This study investigates how universities brand themselves and in what ways visual self-representation varies cross-nationally. We trace differences in the icons (emblems and logos) used in the Internet self-representation of 821 universities and higher education institutions in 20 countries in 5 continents. Emerging from content analyses of the icons were three main visual types (guilded, national, and organizational), arranged in five subtypes (classic, science/technology, local, abstract, and just-text). Generally, the visual expression of abstract or text-based organizational type is the least visually loaded, such lightness matching modern principles of corporate branding; the other types are rich in references to the national or guilded professional field of universities. We find that while the abstract organizational type of visual expression has become dominant in Western countries, including France, Germany, and the United States, heterogeneity prevails in other nations such as Australia, Italy, or South Africa. We develop possible explanations of the observed distribution of types across countries and discuss the implication of our findings for world society institutionalism and the institutional logics approach.
|Pages (from-to)||121 - 136|
|Journal||International Studies of Management and Organization|
|Publication status||Published - 2015|

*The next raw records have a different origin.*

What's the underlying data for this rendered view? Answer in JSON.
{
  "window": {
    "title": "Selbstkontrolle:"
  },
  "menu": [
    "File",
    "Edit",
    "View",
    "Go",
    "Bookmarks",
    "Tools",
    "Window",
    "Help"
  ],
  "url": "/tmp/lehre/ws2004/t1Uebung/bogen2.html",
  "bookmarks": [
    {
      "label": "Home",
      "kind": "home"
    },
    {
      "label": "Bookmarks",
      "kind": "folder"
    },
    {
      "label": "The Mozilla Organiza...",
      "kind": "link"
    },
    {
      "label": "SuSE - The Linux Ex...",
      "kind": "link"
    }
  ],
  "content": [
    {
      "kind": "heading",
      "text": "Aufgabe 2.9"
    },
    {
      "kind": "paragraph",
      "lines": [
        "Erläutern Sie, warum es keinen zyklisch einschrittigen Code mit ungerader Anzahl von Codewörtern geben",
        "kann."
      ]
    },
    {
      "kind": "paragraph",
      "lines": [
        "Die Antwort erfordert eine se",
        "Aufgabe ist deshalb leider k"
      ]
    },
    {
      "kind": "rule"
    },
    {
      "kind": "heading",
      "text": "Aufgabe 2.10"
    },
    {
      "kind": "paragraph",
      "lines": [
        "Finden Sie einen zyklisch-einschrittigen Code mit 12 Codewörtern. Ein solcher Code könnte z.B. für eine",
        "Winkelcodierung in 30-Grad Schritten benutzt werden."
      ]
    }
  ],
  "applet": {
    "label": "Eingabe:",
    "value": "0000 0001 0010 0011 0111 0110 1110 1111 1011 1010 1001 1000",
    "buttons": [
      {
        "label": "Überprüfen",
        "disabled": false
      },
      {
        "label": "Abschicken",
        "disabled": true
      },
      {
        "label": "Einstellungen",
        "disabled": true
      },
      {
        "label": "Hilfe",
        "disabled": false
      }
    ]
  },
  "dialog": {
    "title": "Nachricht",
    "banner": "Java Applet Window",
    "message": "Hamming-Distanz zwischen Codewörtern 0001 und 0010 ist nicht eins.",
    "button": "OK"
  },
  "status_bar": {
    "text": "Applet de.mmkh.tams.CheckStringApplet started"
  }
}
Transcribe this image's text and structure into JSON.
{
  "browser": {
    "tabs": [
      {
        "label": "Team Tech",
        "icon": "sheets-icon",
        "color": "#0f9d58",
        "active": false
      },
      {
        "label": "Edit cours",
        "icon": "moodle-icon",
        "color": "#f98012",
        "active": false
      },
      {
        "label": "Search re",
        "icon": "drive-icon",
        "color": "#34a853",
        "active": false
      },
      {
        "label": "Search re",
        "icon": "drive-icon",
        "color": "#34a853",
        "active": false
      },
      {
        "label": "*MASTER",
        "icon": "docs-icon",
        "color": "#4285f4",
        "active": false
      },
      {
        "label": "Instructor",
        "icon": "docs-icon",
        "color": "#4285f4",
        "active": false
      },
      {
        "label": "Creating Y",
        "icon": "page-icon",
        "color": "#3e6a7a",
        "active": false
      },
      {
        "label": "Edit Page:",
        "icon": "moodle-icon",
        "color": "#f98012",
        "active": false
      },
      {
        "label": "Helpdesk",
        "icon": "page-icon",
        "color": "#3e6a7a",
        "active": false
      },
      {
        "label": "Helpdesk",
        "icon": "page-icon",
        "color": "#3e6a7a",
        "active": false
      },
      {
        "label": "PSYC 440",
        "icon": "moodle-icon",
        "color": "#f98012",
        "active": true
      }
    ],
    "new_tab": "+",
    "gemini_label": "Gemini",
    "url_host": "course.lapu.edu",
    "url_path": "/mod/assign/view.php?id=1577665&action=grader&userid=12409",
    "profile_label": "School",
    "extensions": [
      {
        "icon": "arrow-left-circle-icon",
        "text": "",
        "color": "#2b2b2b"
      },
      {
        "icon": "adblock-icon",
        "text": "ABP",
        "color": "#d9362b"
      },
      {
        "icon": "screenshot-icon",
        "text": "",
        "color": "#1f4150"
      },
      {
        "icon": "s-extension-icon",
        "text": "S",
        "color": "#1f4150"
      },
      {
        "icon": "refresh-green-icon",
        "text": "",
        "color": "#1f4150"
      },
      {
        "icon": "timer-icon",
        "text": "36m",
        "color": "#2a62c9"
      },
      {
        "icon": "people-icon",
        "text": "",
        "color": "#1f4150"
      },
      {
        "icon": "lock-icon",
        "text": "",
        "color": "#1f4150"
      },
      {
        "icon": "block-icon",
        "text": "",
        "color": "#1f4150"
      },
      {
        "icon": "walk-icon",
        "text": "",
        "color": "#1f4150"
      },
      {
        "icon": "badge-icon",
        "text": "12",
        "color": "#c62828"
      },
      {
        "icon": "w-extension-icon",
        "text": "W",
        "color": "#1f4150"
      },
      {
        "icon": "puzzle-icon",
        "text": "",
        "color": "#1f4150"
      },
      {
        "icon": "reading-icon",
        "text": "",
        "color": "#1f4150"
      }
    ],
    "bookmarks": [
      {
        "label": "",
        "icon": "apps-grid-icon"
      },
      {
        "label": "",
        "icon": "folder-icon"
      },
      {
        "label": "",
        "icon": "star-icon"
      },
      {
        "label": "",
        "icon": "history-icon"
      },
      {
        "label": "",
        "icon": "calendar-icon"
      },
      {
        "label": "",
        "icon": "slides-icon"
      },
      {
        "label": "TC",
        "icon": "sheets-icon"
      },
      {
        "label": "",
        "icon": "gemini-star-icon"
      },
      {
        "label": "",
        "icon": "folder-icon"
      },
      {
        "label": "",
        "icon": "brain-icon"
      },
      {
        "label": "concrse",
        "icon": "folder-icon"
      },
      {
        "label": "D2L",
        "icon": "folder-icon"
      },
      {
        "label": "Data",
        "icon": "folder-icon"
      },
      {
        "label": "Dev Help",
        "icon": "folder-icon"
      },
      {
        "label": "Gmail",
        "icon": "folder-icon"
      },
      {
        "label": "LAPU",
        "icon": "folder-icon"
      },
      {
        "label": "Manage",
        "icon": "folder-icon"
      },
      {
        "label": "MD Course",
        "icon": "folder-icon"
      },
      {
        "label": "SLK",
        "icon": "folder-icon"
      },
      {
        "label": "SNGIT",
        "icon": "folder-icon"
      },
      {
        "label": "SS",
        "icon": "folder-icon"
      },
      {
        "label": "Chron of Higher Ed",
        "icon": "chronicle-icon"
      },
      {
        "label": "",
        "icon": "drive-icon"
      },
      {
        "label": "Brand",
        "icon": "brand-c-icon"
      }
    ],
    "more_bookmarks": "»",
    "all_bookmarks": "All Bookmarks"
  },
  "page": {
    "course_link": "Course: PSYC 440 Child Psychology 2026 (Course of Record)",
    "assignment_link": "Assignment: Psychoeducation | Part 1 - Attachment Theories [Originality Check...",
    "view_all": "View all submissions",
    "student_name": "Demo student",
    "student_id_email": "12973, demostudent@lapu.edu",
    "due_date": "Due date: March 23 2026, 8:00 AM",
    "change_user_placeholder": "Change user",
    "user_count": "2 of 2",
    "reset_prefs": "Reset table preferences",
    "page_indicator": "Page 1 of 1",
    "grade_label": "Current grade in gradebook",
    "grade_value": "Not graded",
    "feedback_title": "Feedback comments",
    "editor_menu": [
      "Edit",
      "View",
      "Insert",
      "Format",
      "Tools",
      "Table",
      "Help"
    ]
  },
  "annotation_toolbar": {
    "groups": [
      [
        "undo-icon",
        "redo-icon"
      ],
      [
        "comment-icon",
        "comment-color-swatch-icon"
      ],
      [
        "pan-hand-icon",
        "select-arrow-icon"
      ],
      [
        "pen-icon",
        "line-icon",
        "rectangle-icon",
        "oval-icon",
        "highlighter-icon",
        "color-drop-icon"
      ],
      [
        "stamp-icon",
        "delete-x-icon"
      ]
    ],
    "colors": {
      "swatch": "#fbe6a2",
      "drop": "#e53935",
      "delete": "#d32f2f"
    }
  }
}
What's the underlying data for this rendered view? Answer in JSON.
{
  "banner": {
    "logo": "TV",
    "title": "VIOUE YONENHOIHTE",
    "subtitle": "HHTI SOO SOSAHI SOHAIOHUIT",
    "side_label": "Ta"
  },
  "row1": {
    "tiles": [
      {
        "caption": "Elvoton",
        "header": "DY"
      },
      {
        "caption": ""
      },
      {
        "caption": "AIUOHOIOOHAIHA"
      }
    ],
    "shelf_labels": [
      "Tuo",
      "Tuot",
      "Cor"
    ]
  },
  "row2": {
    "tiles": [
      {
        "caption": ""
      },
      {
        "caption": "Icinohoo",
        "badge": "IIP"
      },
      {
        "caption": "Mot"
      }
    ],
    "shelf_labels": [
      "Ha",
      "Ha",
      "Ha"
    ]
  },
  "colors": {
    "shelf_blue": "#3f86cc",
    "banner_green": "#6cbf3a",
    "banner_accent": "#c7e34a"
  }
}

Austrian Classification of Fields of Science and Technology (ÖFOS)
- 506009 Organisation theory
- 502044 Business management